Lesson 2: Sell your rollers. Go outside. Ride in rain, sleet, snow, wind, and darkness. Ride on gravel, mud, snow, and ice. Run through mud and creeks, and over roots and rocks. Ski in the rain and on ice. Your races will be like this. When everybody else stays home or bails at the halfway point you will laugh and know that you've been through worse.
Lesson 3: Eat food, drink water. There are lots of expensive gels, bars, and powders out there. You don't need them. Sure, they probably work, but there are tastier, cheaper options. Fig bars, peanut butter sandwiches, trail mix, pizza, cheese and sausage. Energy drink? Ensure, Carnation Instant Breakfast, and soy milk. Chocolate covered espresso beans can save a race. Eat! Drink! Use them! It is better to stop and pee than stop and pass out.
Lesson 4: You can go farther than you think. In 2009 I skied the Tuscobia trail ultra. 67 miles into this 75 mile race I was suffering from horrible blisters, poorly waxed skis, and weird hallucinations. I had given up on skiing and was walking slowly down the trail. There was no way I was going to finish. I reached a road and powered up my cell phone; no signal. The race director rolled up a few minutes later and I told him I was done and needed a ride in. He said "no." Walking the next eight miles is the toughest thing I've ever done. I made it.
Lesson 5: Know the meaning of "quit." When you are pushing your boundaries and trying new things sometimes you get in over your head. When you feel like there is no choice but to quit ask yourself this: How will I feel in a week about having quit today? If the answer is, "terrible," then keep going. If the answer is, "like I did all I could," then quit. Be honest. You'll know if you're not being honest. Sometimes getting the Myrtle the Turtle award is a step in the right direction.

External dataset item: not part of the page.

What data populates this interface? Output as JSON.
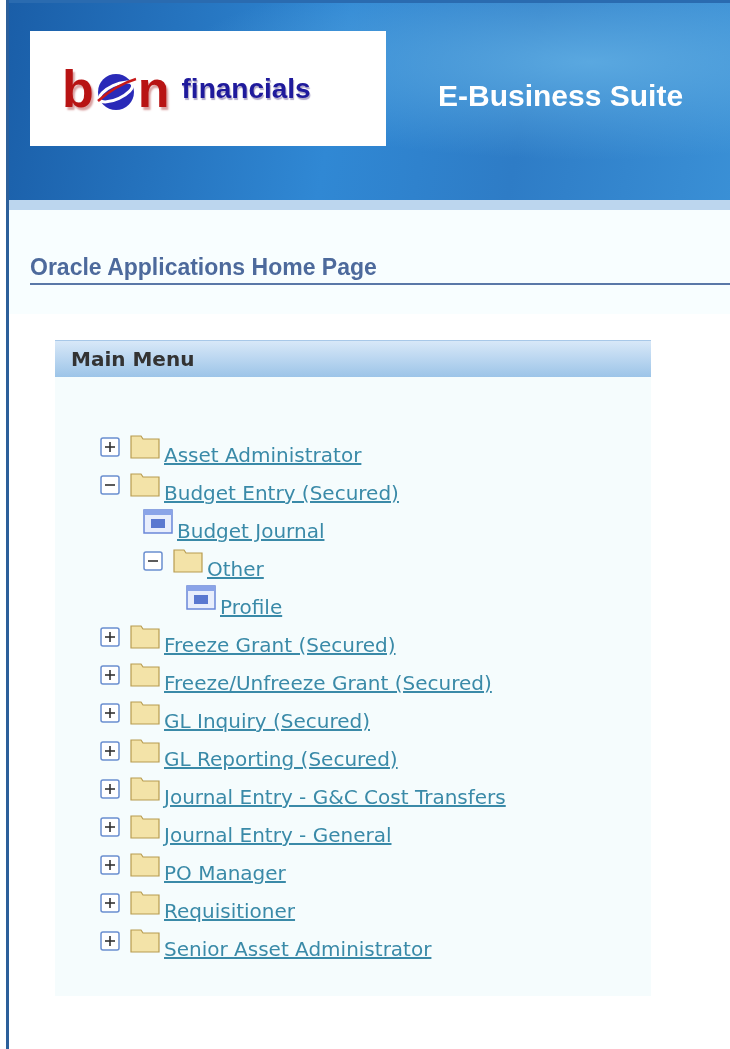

Lesson 6: The hardest part is getting out the door. Feeling sorry for yourself? Didn't finish that gravel race again? Seriously underestimated a 100 mile run? Ride across town to the coffee shop, run one lap around the park, get up and do something! Chances are you'll end up doing a 30 mile ride or a ten mile run and feel better.
Lesson 7: Savor it. In 2006, at my first Arrowhead, I was exhausted, cold, alone, and riding through a flat boring swamp. I knew I was going to finish, it was just a matter of time. So I stopped got out some food and water and just looked around. I said to myself, "This is why I came here. This is what I want to be doing." I felt great.

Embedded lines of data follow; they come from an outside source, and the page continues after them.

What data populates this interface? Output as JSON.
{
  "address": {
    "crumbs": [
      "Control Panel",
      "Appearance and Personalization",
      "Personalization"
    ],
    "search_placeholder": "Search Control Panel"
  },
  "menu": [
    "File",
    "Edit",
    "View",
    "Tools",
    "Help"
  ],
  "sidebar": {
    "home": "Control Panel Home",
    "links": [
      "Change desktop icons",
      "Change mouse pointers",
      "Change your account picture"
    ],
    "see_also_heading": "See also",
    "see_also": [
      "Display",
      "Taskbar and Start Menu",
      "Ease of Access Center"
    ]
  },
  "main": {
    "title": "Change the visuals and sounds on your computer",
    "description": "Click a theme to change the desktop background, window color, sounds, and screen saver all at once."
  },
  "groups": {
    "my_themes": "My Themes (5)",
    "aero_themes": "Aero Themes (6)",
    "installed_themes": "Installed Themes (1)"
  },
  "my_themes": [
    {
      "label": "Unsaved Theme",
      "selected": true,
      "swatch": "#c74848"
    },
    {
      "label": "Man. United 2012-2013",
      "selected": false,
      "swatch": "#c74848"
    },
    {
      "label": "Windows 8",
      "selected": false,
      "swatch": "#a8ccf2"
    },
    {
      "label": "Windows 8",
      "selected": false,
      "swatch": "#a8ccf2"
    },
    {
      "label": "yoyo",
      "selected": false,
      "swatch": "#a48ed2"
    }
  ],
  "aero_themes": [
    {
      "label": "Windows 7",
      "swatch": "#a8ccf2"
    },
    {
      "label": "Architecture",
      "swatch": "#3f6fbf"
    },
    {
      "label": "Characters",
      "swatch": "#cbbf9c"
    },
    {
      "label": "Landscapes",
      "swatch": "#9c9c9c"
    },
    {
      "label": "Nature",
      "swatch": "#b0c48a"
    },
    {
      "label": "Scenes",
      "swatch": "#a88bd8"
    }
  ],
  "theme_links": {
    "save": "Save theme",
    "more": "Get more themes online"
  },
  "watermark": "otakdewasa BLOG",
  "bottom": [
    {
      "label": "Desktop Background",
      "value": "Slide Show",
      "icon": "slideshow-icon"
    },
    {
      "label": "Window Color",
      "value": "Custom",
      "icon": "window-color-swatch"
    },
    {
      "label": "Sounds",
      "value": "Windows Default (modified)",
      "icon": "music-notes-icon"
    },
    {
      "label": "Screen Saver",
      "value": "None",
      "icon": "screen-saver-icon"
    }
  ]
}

Lesson 8: Look out for old guys on crusty mountain bikes. It's not the young guy on the custom titanium rig who is going to win. That old guy is going to beat all the fatbikes to the finish line and set a record doing it.
Lesson 9: Commute. Ride to work every day. Walk if you have a trip to make that's less than a mile. You'll never be out of shape and you'll learn how to dress for the weather. Just remember: commuting miles don't count towards training (see #1).
Lesson 10: Be afraid.
- Luke: "I won't fail you. I'm not afraid."
- Yoda: "You will be. You will be."
Lesson 11: Call me a Sissi. You're not normal. You are doing things nearly everyone considers dumb. You wear tight pants. You will get made fun of when you're out there running in the rain. That's okay. When someone calls you a Sissi smile and tell them, "No, they're tougher than I am."